___ Dataset entries ___
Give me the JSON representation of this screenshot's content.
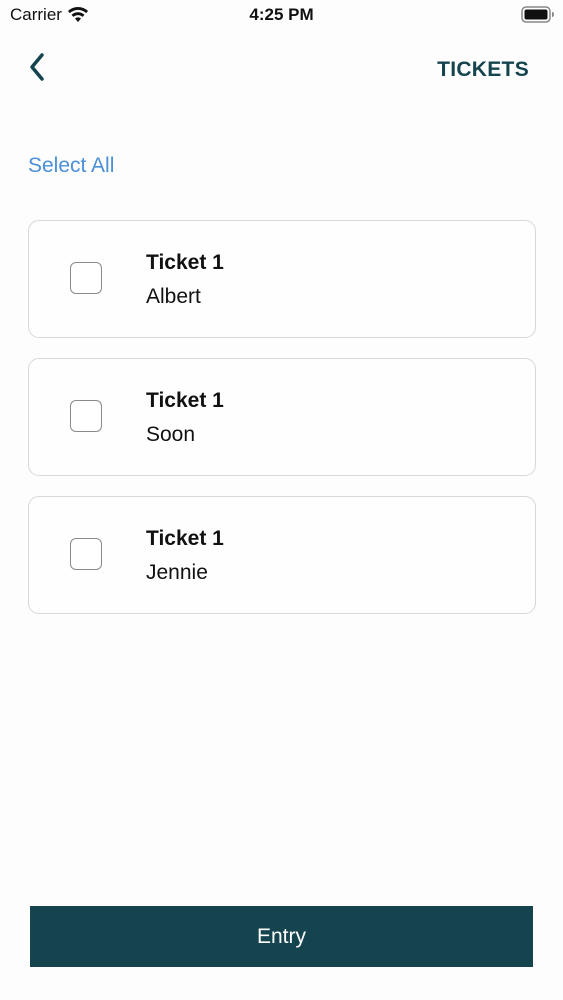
{
  "status_bar": {
    "carrier": "Carrier",
    "time": "4:25 PM",
    "icons": [
      "wifi-icon",
      "battery-icon"
    ]
  },
  "header": {
    "back_icon": "chevron-left-icon",
    "title": "TICKETS"
  },
  "select_all_label": "Select All",
  "tickets": [
    {
      "title": "Ticket 1",
      "name": "Albert",
      "checked": false
    },
    {
      "title": "Ticket 1",
      "name": "Soon",
      "checked": false
    },
    {
      "title": "Ticket 1",
      "name": "Jennie",
      "checked": false
    }
  ],
  "entry_label": "Entry",
  "colors": {
    "primary": "#15444f",
    "link": "#4a8fd8",
    "card_border": "#d9d6de",
    "background": "#fdfdfd"
  }
}
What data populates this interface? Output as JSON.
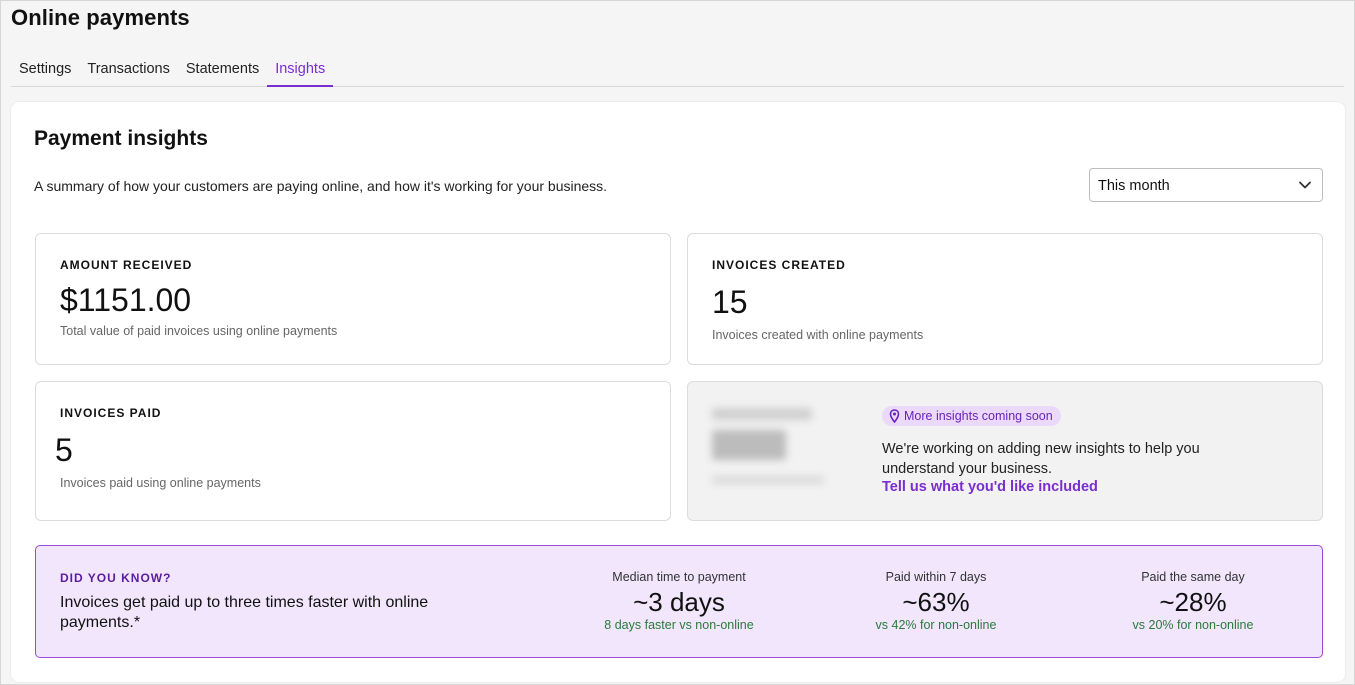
{
  "page": {
    "title": "Online payments"
  },
  "tabs": [
    {
      "label": "Settings",
      "active": false
    },
    {
      "label": "Transactions",
      "active": false
    },
    {
      "label": "Statements",
      "active": false
    },
    {
      "label": "Insights",
      "active": true
    }
  ],
  "insights": {
    "title": "Payment insights",
    "subtitle": "A summary of how your customers are paying online, and how it's working for your business.",
    "period": {
      "selected": "This month"
    }
  },
  "metrics": {
    "amount_received": {
      "label": "AMOUNT RECEIVED",
      "value": "$1151.00",
      "description": "Total value of paid invoices using online payments"
    },
    "invoices_created": {
      "label": "INVOICES CREATED",
      "value": "15",
      "description": "Invoices created with online payments"
    },
    "invoices_paid": {
      "label": "INVOICES PAID",
      "value": "5",
      "description": "Invoices paid using online payments"
    }
  },
  "coming_soon": {
    "badge": "More insights coming soon",
    "text": "We're working on adding new insights to help you understand your business.",
    "link": "Tell us what you'd like included"
  },
  "did_you_know": {
    "label": "DID YOU KNOW?",
    "text": "Invoices get paid up to three times faster with online payments.*",
    "stats": [
      {
        "label": "Median time to payment",
        "value": "~3 days",
        "note": "8 days faster vs non-online"
      },
      {
        "label": "Paid within 7 days",
        "value": "~63%",
        "note": "vs 42% for non-online"
      },
      {
        "label": "Paid the same day",
        "value": "~28%",
        "note": "vs 20% for non-online"
      }
    ]
  },
  "colors": {
    "accent": "#7a2ed1",
    "banner_bg": "#f1e6fc",
    "banner_border": "#9c4bd6",
    "positive_note": "#2b7a3a"
  },
  "icons": {
    "dropdown": "chevron-down-icon",
    "badge": "map-pin-icon"
  }
}
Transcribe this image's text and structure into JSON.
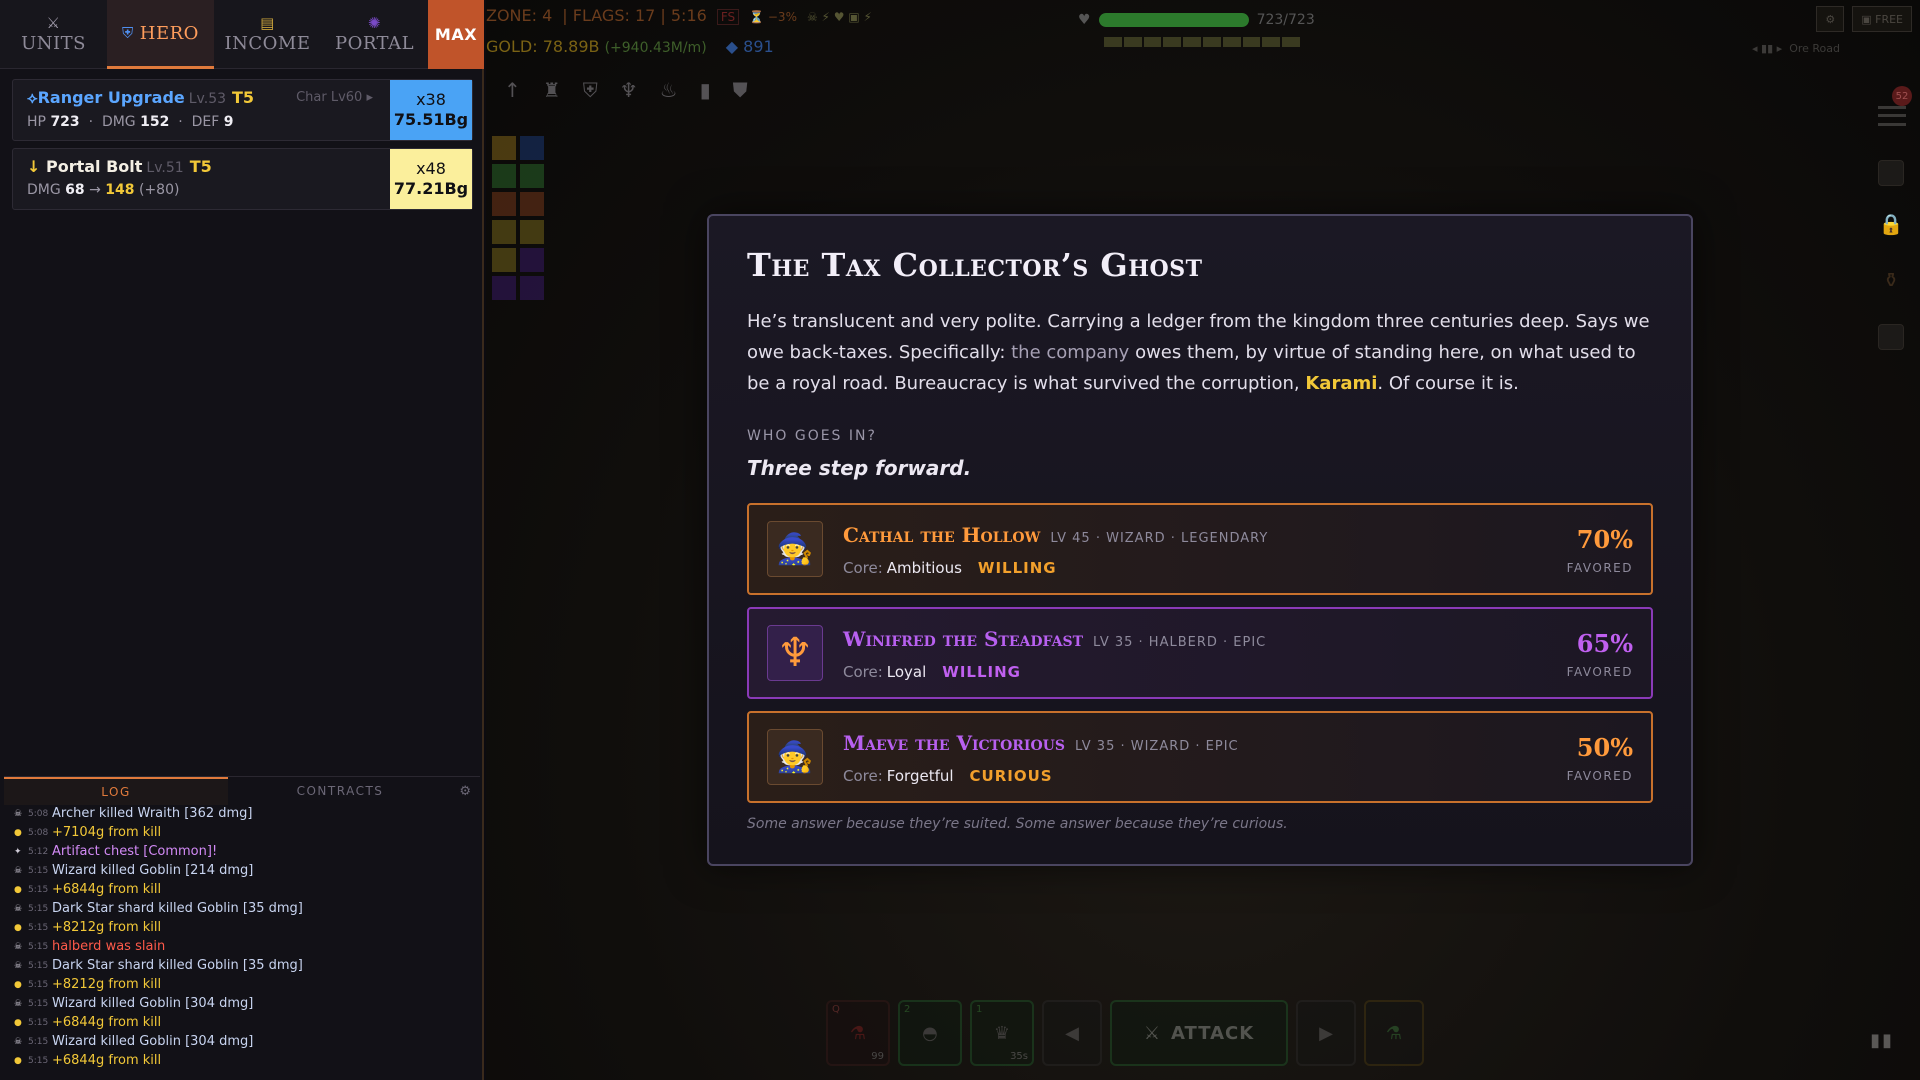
{
  "tabs": [
    {
      "label": "UNITS",
      "icon": "crossed-swords-icon"
    },
    {
      "label": "HERO",
      "icon": "shield-icon"
    },
    {
      "label": "INCOME",
      "icon": "coin-stack-icon"
    },
    {
      "label": "PORTAL",
      "icon": "portal-icon"
    },
    {
      "label": "MAX"
    }
  ],
  "upgrades": [
    {
      "name": "Ranger Upgrade",
      "level": "Lv.53",
      "tier": "T5",
      "char_level": "Char Lv60",
      "stats": {
        "hp_label": "HP",
        "hp": "723",
        "dmg_label": "DMG",
        "dmg": "152",
        "def_label": "DEF",
        "def": "9"
      },
      "qty": "x38",
      "cost": "75.51Bg"
    },
    {
      "name": "Portal Bolt",
      "level": "Lv.51",
      "tier": "T5",
      "stats": {
        "dmg_label": "DMG",
        "dmg_from": "68",
        "arrow": "→",
        "dmg_to": "148",
        "delta": "(+80)"
      },
      "qty": "x48",
      "cost": "77.21Bg"
    }
  ],
  "log_tabs": {
    "log": "LOG",
    "contracts": "CONTRACTS"
  },
  "log": [
    {
      "time": "5:08",
      "text": "Archer killed Wraith [362 dmg]",
      "kind": "kill"
    },
    {
      "time": "5:08",
      "text": "+7104g from kill",
      "kind": "gold"
    },
    {
      "time": "5:12",
      "text": "Artifact chest [Common]!",
      "kind": "loot"
    },
    {
      "time": "5:15",
      "text": "Wizard killed Goblin [214 dmg]",
      "kind": "kill"
    },
    {
      "time": "5:15",
      "text": "+6844g from kill",
      "kind": "gold"
    },
    {
      "time": "5:15",
      "text": "Dark Star shard killed Goblin [35 dmg]",
      "kind": "kill"
    },
    {
      "time": "5:15",
      "text": "+8212g from kill",
      "kind": "gold"
    },
    {
      "time": "5:15",
      "text": "halberd was slain",
      "kind": "dead"
    },
    {
      "time": "5:15",
      "text": "Dark Star shard killed Goblin [35 dmg]",
      "kind": "kill"
    },
    {
      "time": "5:15",
      "text": "+8212g from kill",
      "kind": "gold"
    },
    {
      "time": "5:15",
      "text": "Wizard killed Goblin [304 dmg]",
      "kind": "kill"
    },
    {
      "time": "5:15",
      "text": "+6844g from kill",
      "kind": "gold"
    },
    {
      "time": "5:15",
      "text": "Wizard killed Goblin [304 dmg]",
      "kind": "kill"
    },
    {
      "time": "5:15",
      "text": "+6844g from kill",
      "kind": "gold"
    }
  ],
  "hud": {
    "zone": "ZONE: 4",
    "flags": "| FLAGS: 17 | 5:16",
    "fs": "FS",
    "modifier": "⏳ −3%",
    "gold": "GOLD: 78.89B",
    "gold_rate": "(+940.43M/m)",
    "gems": "891",
    "hp_text": "723/723",
    "hp_fraction": 1.0,
    "free_label": "FREE",
    "area_name": "Ore Road"
  },
  "actions": {
    "potion_key": "Q",
    "potion_count": "99",
    "slot2_key": "2",
    "slot3_key": "1",
    "slot3_timer": "35s",
    "attack": "ATTACK"
  },
  "modal": {
    "title": "The Tax Collector’s Ghost",
    "body_1": "He’s translucent and very polite. Carrying a ledger from the kingdom three centuries deep. Says we owe back-taxes. Specifically: ",
    "body_company": "the company",
    "body_2": " owes them, by virtue of standing here, on what used to be a royal road. Bureaucracy is what survived the corruption, ",
    "body_name": "Karami",
    "body_3": ". Of course it is.",
    "question": "WHO GOES IN?",
    "answer": "Three step forward.",
    "candidates": [
      {
        "name": "Cathal the Hollow",
        "meta": "LV 45 · WIZARD · LEGENDARY",
        "core_label": "Core:",
        "core": "Ambitious",
        "mood": "WILLING",
        "pct": "70%",
        "status": "FAVORED",
        "avatar": "wizard-icon"
      },
      {
        "name": "Winifred the Steadfast",
        "meta": "LV 35 · HALBERD · EPIC",
        "core_label": "Core:",
        "core": "Loyal",
        "mood": "WILLING",
        "pct": "65%",
        "status": "FAVORED",
        "avatar": "trident-icon"
      },
      {
        "name": "Maeve the Victorious",
        "meta": "LV 35 · WIZARD · EPIC",
        "core_label": "Core:",
        "core": "Forgetful",
        "mood": "CURIOUS",
        "pct": "50%",
        "status": "FAVORED",
        "avatar": "wizard-icon"
      }
    ],
    "footer": "Some answer because they’re suited. Some answer because they’re curious."
  }
}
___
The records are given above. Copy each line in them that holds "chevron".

Solved exercise »
    "back_icon": "chevron-left-icon",
    "dropdown": "chevron-down-icon",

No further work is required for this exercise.